One, the very fact that there is a dedicated organisation to regulate intermediaries, means that the latter would be subject to better oversight. Presently, SEBI regulates investment advisors and a manufacturers’ body, AMFI, regulates distributors. As the industry grows, it would become increasingly untenable for SEBI to execute its oversight over RIAs in a meaningful way.
As far as AMFI goes, as a manufacturers’ body, regulating distributors is not its primary mandate anyway. So, the emergence of Self Regulatory Organisation (SRO), whose sole purpose is to regulate and manage intermediaries will immediately mean closer scrutiny of the industry that can scale with its growth.
Second, for investors, there will be a first stop destination for raising any queries and complaints. At this time, there is SEBI complaints redress system (SCORES), the SEBI portal for handling investor issues – but it is a broad setup that works inefficiently, especially when it comes to mutual fund advisory issues.
An issue lodged by a mutual fund investor with SCORES often takes days, if not weeks, to reach resolution as it makes it way through SEBI, AMFI, mutual fund companies, and if needed, the intermediary. With an SRO in place, issues raised about an intermediary would get a single window resolution.
Third, an SRO is essentially an organization of entities who regulate themselves (putting the ‘self’ in self-regulatory) by evolving rules, code of conduct, penalties, and such. Having a healthy industry is in the interests of everyone who is part of the SRO. And the bedrock of a healthy industry is happy customers. So, this SRO, by its very nature and structure, will need to look after the interests of the customers to ensure that they grow and thrive as a body of professionals.
Fourth, the SRO, just because it’s self-regulating, does not mean it does not report to anyone. It will come under the supervision of SEBI and will be answerable to them. Also, as proposed, SEBI will have a significant say in the composition of the governing board and committees of the SRO. So, from an investor’s perspective, while they can hope for stronger scrutiny and quicker issue resolutions, it does not mean that they will lose the ability to escalate in case of dissatisfaction.

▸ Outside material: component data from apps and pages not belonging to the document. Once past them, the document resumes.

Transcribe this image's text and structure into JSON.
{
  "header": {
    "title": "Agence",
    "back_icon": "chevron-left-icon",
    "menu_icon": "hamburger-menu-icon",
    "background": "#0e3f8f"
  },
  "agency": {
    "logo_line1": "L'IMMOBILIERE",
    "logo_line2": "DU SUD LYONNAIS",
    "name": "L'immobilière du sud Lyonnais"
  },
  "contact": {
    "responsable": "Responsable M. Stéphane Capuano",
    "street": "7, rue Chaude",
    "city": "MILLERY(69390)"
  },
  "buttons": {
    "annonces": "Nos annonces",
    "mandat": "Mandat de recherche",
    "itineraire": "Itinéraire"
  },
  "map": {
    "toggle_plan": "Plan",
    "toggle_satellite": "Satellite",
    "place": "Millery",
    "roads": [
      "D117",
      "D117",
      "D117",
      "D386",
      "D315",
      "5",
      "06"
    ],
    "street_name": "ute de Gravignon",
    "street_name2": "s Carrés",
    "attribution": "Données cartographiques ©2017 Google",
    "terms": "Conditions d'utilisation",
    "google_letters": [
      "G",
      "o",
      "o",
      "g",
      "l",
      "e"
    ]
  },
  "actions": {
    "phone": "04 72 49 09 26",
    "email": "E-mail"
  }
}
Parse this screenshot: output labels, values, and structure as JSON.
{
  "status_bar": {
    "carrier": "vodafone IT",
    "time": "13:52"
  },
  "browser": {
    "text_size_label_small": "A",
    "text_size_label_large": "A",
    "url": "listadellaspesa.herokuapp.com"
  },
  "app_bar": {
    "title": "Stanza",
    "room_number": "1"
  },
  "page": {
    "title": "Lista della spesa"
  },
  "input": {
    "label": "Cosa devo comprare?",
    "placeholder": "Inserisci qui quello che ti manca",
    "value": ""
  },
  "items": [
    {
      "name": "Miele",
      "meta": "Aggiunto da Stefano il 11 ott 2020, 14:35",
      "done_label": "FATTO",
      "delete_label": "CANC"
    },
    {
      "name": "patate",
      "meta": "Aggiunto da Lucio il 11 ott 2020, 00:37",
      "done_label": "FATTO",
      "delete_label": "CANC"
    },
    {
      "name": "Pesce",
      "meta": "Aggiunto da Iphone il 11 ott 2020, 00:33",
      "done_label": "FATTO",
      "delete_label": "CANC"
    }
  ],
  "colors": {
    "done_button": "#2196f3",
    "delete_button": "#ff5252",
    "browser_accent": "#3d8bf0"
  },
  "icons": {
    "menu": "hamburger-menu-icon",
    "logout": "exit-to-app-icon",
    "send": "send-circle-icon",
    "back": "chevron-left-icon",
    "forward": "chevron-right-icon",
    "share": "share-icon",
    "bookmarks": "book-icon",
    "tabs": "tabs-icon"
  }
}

For these reasons, the potential emergence of an SRO for intermediaries is good news for investors around the country. However, one should note that even with this proposal, a few things could still go wrong.
One, in the proposal, SEBI has mooted the question of whether there should be two different SROs – one for distributors and one for RIAs. In the interest of investors, one would hope that there is just one SRO, at least to begin with. At the end of the day, the nature of services provided are the same (counsel to customers) and setting up two SROs would only make it confusing for investors.
Second, it should be noted that setting up an SRO is only a necessary first step. Much lies in the execution of its functions. They would need to be proactive in terms of conducting ‘mystery shopping’ exercises to audit practices of members, and they need to be impartial in terms of how they deal with large (read bank and national distributors) and small (read individual financial advisors) members.
Third, they need to keep up with times and develop best practice guidelines for emerging technologies like robo advisory. There are lots to be learnt from the international arena in this regards – about how to make algorithms more transparent and interfaces less misleading and so on. The SRO will need to be alive to these questions and be forward looking in terms of its guidelines.
The proposal for an SRO for intermediaries is a welcome first step from the regulator. But it is only the necessary step, not sufficient in itself. A lot still depends on how the SRO is selected, constituted, and how it executes its function. For now, investors in the country have reasons to be hopeful.(The author is co-founder and COO, Fundsindia.com.)Not sure which mutual funds to buy? Download moneycontrol transact app to get personalised investment recommendations.